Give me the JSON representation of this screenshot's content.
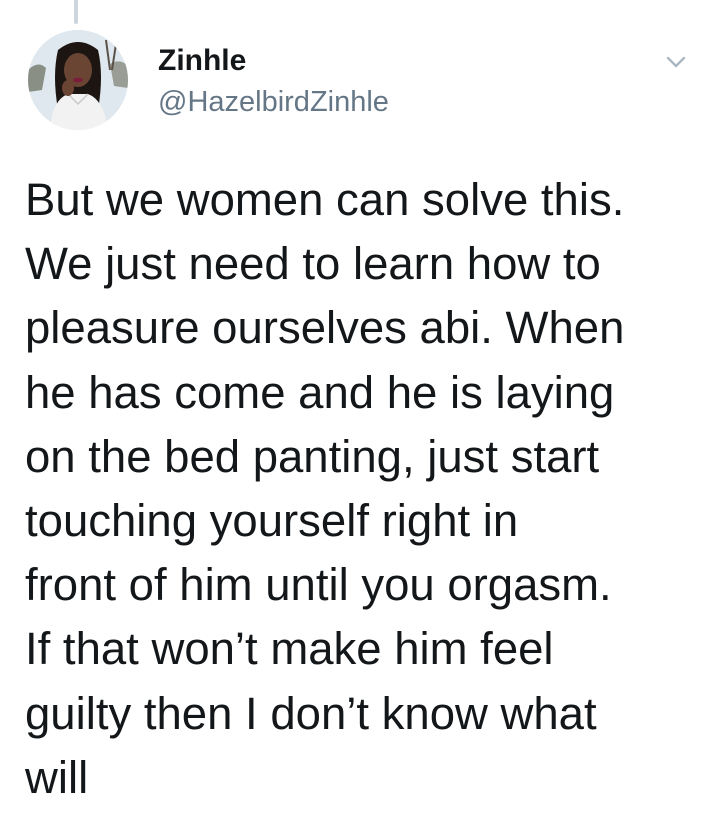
{
  "tweet": {
    "author": {
      "display_name": "Zinhle",
      "handle": "@HazelbirdZinhle",
      "avatar_icon": "profile-photo"
    },
    "menu_icon": "chevron-down-icon",
    "text": "But we women can solve this.\nWe just need to learn how to\npleasure ourselves abi. When\nhe has come and he is laying\non the bed panting, just start\ntouching yourself right in\nfront of him until you orgasm.\nIf that won’t make him feel\nguilty then I don’t know what\nwill"
  },
  "colors": {
    "text_primary": "#14171a",
    "text_secondary": "#657786",
    "thread_line": "#ccd6dd",
    "background": "#ffffff"
  }
}
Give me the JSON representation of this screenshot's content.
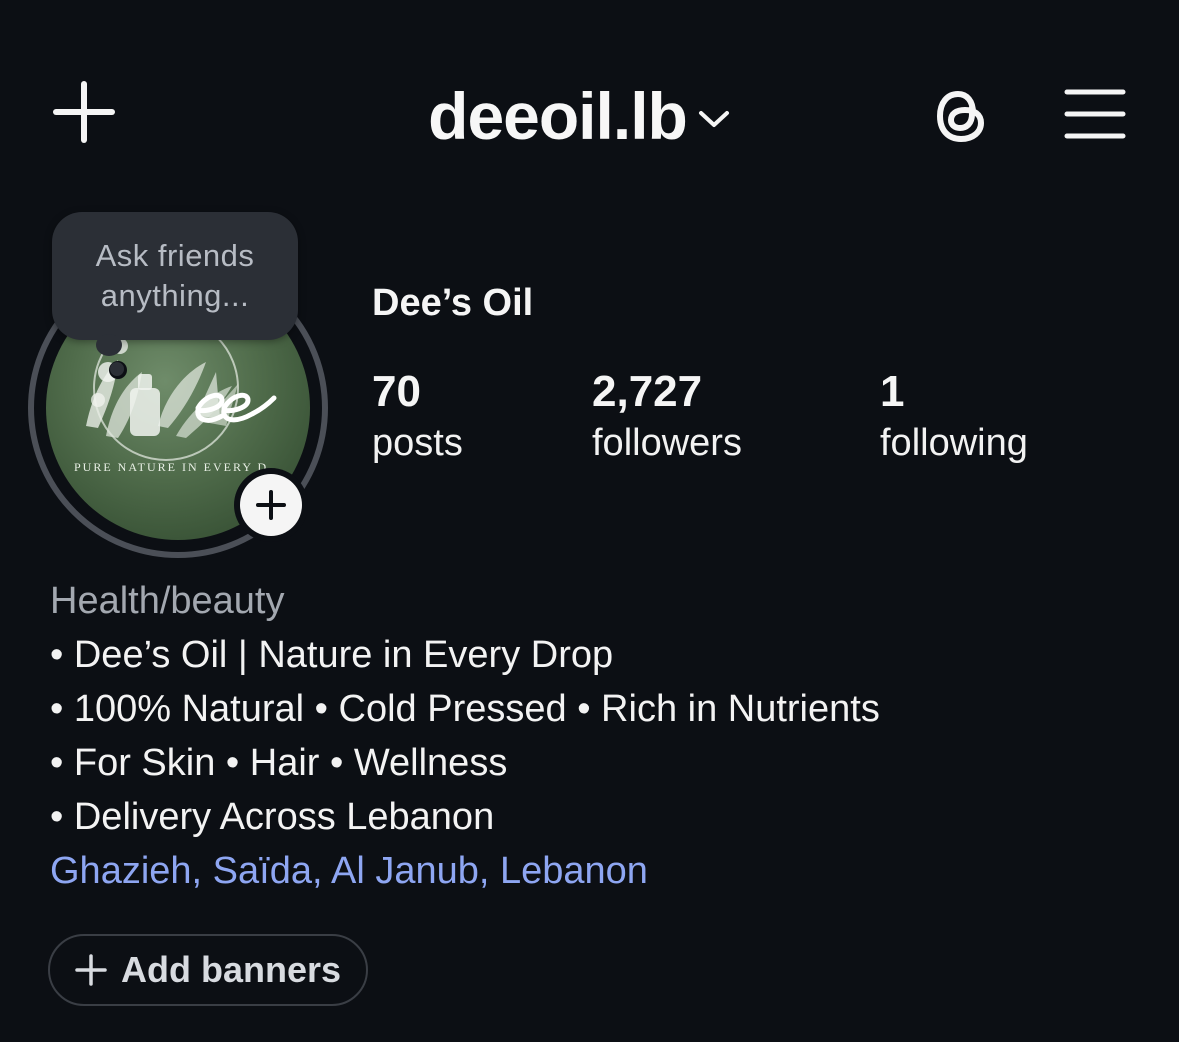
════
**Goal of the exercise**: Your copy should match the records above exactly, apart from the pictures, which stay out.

**Answer to this problem**:
Give me the JSON representation of this screenshot's content.
{
  "tweet": {
    "author": {
      "display_name": "Zinhle",
      "handle": "@HazelbirdZinhle",
      "avatar_icon": "profile-photo"
    },
    "menu_icon": "chevron-down-icon",
    "text": "But we women can solve this.\nWe just need to learn how to\npleasure ourselves abi. When\nhe has come and he is laying\non the bed panting, just start\ntouching yourself right in\nfront of him until you orgasm.\nIf that won’t make him feel\nguilty then I don’t know what\nwill"
  },
  "colors": {
    "text_primary": "#14171a",
    "text_secondary": "#657786",
    "thread_line": "#ccd6dd",
    "background": "#ffffff"
  }
}
Give me the JSON representation of this screenshot's content.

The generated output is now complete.